London Underground’s smaller inhabitants might be affected by the off-squeak service – and learn when the weekend’s coming up.

What will the mice who live in the Tube network make of the new all-night service? Half a million of them are thought to have made the London Underground their home – and will be in for a surprise when the Victoria and Central lines keep running this weekend.

The Londonist is concerned the mice “are unlikely to get any sleep” with the new Night Tube, and may move to the District line instead. Yet a number of scientists point out to the New Statesman that mice are nocturnal creatures, most likely to sleep while the lights are on and the trains are running.

So will they get on board with the change – or make a run for different platforms on other lines?

The bad news:

“When the Tube’s away, the mice will play,” is how the rhyme (almost) goes. 

Many have come to know  and even love  the mischiefs of the mice who stream off the tracks and out of the tunnels as the stations close at night, in search of discarded morsels of Maccy D. And until now, they’ve had a good few hours to conduct such galavanting in peace.
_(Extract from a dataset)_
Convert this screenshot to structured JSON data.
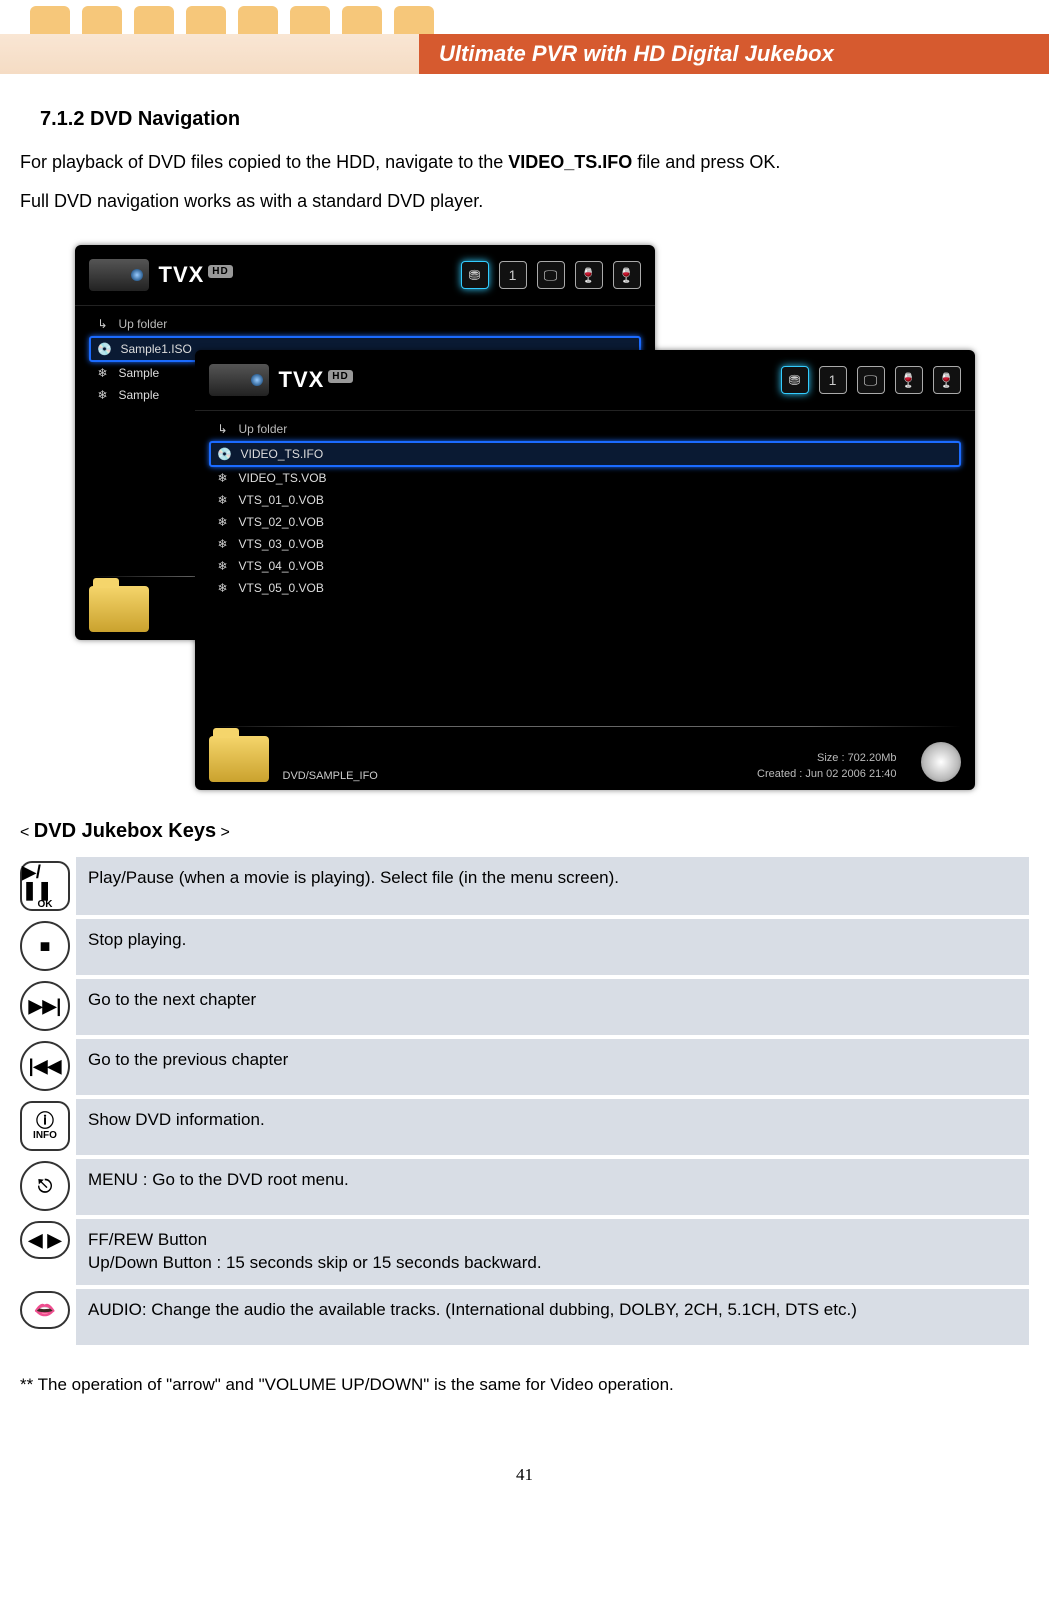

But the new system means they will have to re-structure their sleep and foraging cycles, or “circadian rhythms”. 

“The presence of night trains should upset several of these entrainment factors (or zeitgebers = time givers) leading to disturbances in their behaviours,” explains Professor Patrick Nolan, from MRC Harwell, an international centre for mouse genetics. 

“When you fly across the Atlantic, for example, it takes a few days to adapt, you feel a bit groggy, don't perform as well as you usually do, don't eat well, etc. You soon adapt to the change. But if there are constant disruptions like this, the effect may be more severe and long-lasting. And this is how the schedule changes in the Underground might affect the resident mice.” 

So it's the constant switching between the week and weekend schedules that could leave the mice  and Tube drivers  most cheesed off. Agoraphobia (fear of open spaces) and photophobia (sensitivity to light) are two possible effects of the resulting anxiety, and their mating patterns and liver functions are also likely to be disturbed.

The good news:

Yet it is unlikely mice will be leaving the Night Tubes for good. 

The more time we humans have to drop our dinners, the larger the menu becomes for the mice (researchers tell me that strawberry milk and Wheetos are particularly favoured fare).

“Mice are active most of the time – so more trains at night hours will not make such a difference to them,” say the RSPCA’s wildlife officers. “In fact, it may help as it may provide more foraging opportunities.”

They’ve also faced worse before. The London Transport Museum reminds us that, during the Second World War, cats were employed to counter vermin on the network (spot the cat in the 1940s TfL workers' canteen below).


Credit: London Transport Museum

For Dr Samuel Solomon at UCL, there is plenty to suggest the mice will successfully adapt. His study of mouse reflexes shows how they respond to various visual stimuli – and can start running within one-tenth of a second. “There might be cues they pick up – if people clean the station differently on Fridays, for instance.”

The tracks’ electric current may no longer be entirely switched off (if it ever was), but their whiskers’ sensitivity to vibrations could help them juggle their escapades to fit around the Night Tube’s less frequent service.

What Dr Soloman can’t yet predict is whether the mice will start to anticipate that Friday feeling: “It will be interesting to see whether they can learn that Friday is Friday”.

All in all, the Tube mice seem well set for the Night Tube’s new challenge. Who knows, they may soon gain the confidence of their 24/7 brothers in New York – and start ordering take-out...

India Bourke is the New Statesman's editorial assistant.